HEARING DEVELOPMENT IN INFANTS
As infants develop, what are the “hearing milestones”?
Birth to three months of age:
- Begins to localize or turn towards interesting environmental sounds.
- Seems to “listen” to speech or sounds, pays attention.
- Awakens more easily to loud environmental sounds.
Three to six months of age:
- Localizes to environmental sounds.
- Smiles when you speak.
- Starts to understand a few words such as “no,” “bye-bye,” or “so big.”
- Starts to imitate some sounds.
Six to nine months of age:
- Says first meaningful word such as “mama” or “dada.”
- Responds to his or her name.
- Babbles and makes lots of different sounds.
- Responds to “no.”
Nine to twelve months of age:
- Turns to look when name is called.
- Responds to simple commands “give me,” “come here”
- Understands “bye-bye”
Twelve to eighteen months of age:
- Points to objects or familiar people by name.
- Imitate simple sounds or words.
- Follows simple directions.
- Says 2-3 words by age one and 8-10 words by 18 months of age
What prenatal or birth conditions place newborns at risk for hearing loss?
There are several high-risk factors that suggest an infant—from birth to 28 days old— may have either a conductive or a sensorineural hearing loss:
- A family history of hereditary childhood sensorineural hearing loss.
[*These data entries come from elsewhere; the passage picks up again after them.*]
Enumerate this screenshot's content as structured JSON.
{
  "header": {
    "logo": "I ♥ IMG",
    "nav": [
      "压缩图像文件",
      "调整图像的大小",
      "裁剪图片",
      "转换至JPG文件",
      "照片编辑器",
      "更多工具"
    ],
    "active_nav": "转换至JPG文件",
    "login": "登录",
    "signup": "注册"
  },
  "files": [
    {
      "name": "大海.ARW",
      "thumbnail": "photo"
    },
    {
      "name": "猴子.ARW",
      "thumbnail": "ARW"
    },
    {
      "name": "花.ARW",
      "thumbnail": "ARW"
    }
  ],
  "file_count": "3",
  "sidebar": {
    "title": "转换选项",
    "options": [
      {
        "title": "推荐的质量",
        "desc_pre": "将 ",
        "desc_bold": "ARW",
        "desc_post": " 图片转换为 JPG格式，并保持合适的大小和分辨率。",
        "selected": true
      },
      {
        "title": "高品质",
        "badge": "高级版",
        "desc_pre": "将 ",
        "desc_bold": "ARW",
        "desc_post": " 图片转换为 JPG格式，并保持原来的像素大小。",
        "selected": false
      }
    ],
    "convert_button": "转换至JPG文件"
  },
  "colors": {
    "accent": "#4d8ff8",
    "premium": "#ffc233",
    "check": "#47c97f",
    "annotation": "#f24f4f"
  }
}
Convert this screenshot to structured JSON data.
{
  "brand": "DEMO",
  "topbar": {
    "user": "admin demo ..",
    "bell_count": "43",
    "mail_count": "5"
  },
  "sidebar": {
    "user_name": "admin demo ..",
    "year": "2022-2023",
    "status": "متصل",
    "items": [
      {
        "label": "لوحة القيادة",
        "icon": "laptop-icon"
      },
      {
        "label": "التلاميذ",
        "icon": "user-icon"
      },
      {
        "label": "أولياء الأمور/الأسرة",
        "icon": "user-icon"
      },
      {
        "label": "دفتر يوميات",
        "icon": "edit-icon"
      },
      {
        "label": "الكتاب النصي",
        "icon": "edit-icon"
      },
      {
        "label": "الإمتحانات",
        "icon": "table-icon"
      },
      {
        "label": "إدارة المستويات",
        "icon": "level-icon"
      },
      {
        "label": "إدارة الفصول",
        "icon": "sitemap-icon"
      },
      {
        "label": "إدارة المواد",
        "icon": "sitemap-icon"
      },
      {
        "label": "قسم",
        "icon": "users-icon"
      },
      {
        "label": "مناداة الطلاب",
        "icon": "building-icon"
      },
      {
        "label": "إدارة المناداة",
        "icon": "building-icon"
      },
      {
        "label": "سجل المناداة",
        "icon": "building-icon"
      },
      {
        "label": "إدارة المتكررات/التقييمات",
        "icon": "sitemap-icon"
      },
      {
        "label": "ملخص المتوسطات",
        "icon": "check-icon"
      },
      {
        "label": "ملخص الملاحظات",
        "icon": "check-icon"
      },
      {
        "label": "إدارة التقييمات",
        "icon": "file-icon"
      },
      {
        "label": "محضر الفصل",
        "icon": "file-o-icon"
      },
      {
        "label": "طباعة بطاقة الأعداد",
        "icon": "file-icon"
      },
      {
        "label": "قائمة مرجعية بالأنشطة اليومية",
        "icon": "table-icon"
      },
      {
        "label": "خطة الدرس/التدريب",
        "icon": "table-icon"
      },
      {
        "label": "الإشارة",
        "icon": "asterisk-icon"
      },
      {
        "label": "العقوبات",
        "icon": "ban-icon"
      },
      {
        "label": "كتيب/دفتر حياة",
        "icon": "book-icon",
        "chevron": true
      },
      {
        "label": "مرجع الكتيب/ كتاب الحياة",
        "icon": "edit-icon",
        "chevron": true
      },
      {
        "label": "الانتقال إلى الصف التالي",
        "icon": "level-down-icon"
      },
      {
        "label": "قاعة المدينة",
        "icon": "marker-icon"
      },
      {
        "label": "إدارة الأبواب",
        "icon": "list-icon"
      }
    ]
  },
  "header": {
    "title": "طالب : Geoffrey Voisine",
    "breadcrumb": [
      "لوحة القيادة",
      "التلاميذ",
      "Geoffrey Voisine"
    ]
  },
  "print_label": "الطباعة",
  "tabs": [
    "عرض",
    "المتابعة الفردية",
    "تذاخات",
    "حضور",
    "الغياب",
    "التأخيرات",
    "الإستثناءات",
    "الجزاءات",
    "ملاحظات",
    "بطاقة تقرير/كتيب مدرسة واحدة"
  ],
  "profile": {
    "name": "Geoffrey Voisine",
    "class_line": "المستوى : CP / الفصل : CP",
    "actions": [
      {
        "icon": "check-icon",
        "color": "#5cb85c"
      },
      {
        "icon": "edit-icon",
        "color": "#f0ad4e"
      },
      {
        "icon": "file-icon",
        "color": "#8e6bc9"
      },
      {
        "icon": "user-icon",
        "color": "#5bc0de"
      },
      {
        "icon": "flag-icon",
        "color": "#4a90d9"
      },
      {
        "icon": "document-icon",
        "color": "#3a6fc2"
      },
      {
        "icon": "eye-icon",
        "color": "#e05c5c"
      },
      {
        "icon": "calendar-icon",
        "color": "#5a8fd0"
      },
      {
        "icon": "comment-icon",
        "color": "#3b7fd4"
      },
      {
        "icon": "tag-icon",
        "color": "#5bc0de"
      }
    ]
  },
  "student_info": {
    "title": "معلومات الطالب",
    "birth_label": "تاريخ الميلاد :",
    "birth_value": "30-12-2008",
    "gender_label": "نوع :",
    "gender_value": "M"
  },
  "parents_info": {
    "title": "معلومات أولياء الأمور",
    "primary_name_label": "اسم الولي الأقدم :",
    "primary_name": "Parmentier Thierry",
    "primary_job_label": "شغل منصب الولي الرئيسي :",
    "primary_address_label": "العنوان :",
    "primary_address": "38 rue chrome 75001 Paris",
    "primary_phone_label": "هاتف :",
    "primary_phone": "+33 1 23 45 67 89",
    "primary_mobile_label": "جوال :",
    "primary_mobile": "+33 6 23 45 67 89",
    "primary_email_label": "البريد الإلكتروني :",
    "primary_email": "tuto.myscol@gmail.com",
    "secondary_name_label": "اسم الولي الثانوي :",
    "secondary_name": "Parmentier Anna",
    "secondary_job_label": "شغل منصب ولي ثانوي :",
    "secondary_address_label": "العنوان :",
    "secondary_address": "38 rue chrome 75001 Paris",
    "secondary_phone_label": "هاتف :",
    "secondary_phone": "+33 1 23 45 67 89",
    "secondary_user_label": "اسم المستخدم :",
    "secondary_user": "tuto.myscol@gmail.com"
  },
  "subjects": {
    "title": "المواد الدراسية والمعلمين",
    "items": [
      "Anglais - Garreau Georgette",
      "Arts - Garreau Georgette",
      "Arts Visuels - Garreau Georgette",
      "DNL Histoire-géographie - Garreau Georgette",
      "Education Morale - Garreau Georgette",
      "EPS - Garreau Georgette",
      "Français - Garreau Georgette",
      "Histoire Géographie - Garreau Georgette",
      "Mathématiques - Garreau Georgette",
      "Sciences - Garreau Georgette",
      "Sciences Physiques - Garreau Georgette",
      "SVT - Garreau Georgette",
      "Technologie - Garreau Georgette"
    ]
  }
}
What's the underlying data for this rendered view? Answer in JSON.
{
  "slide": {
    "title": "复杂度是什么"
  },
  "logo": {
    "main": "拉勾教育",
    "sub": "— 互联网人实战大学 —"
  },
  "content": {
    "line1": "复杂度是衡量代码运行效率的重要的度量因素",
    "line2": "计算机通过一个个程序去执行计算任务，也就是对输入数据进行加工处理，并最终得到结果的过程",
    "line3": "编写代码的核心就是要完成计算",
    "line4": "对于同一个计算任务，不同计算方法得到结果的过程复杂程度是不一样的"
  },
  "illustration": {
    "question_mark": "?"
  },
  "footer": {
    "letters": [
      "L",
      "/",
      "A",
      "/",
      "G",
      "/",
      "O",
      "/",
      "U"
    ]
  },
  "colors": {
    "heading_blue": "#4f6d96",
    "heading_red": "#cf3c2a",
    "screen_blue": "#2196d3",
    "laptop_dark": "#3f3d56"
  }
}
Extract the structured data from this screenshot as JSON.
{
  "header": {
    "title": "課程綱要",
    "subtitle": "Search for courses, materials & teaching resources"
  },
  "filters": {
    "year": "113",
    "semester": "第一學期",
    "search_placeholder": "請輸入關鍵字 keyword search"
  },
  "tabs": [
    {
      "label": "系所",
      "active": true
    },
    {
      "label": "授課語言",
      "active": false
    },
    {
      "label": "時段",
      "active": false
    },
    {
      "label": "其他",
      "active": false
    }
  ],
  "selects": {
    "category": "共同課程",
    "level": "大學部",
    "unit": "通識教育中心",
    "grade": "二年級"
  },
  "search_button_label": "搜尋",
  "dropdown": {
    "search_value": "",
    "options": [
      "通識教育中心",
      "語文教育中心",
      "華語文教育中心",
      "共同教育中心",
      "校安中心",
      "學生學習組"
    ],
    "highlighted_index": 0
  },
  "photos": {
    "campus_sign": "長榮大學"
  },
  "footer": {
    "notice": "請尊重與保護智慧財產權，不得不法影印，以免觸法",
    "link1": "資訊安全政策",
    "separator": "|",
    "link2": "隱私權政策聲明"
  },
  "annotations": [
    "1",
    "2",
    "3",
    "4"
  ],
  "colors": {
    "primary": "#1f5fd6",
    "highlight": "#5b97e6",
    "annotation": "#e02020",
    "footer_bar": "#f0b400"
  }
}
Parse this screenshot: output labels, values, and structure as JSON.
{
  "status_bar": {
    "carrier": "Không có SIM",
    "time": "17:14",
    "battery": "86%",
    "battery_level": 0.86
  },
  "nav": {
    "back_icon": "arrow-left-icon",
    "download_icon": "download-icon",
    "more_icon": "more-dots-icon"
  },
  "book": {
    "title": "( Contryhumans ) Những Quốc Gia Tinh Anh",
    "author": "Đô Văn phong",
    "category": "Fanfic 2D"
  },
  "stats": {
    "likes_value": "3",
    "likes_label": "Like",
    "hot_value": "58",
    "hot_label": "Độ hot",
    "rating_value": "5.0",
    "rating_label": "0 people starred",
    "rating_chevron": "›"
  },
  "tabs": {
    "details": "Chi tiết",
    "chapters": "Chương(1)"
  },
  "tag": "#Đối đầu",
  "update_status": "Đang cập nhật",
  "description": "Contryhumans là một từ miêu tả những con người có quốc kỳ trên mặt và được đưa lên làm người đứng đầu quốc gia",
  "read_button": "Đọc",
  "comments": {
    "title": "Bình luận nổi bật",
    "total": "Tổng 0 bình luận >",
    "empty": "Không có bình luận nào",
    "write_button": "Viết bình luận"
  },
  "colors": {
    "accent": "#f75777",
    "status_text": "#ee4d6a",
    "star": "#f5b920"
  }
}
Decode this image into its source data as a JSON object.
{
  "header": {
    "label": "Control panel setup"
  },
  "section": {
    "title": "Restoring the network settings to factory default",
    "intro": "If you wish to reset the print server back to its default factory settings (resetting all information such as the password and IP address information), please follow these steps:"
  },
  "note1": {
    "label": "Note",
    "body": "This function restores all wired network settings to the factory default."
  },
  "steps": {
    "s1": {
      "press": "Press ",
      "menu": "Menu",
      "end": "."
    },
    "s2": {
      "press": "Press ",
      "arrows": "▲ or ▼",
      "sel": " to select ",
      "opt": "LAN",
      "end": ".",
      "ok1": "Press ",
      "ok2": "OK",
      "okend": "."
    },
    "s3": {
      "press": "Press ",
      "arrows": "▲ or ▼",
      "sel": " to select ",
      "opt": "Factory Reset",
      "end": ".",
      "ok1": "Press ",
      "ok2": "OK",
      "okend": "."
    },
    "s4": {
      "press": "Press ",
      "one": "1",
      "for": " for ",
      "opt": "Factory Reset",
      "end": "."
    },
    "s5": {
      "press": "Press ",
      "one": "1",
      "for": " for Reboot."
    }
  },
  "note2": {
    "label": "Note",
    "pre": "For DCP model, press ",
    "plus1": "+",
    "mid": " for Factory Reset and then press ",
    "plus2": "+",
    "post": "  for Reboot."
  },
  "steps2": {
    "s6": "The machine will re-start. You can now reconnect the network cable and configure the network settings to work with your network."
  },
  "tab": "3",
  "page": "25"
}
- An in-utero infection, such as cytomegalovirus, rubella, syphilis, herpes, or toxoplasmosis.
- Craniofacial anomalies, including those with morphological abnormalities of the pinna and ear canal.
- Birth weight less than 1500 grams (3.3 lbs).
- Hyperbilirubinemia at a level requiring exchange transfusion.
- The use of prolonged or multiple courses of ototoxic medications, including but not limited to aminoglycosides.
- Mechanical ventilation lasting five days or longer.
- Stigmata or other findings known to be associated with a syndrome that is associated with a sensorineural or conductive hearing loss.
What conditions are associated with hearing loss for infants from 29 days through two years of age?
For the older infant, the following conditions warrant hearing testing:
- Parent or caregiver concern about hearing, speech, or language development or developmental delay.
- Bacterial meningitis and other infections associated with sensorineural hearing loss.
- Head trauma associated with loss of consciousness or skull fracture.
- Stigmata or other findings associated with a syndrome known to include a sensorineural or conductive hearing loss.
- Ototoxic medications, including but not limited to chemotherapeutic agents or aminoglycosides, used in multiple courses or in combination with loop diuretics.
- Recurrent or persistent otitis media with effusion for at least three months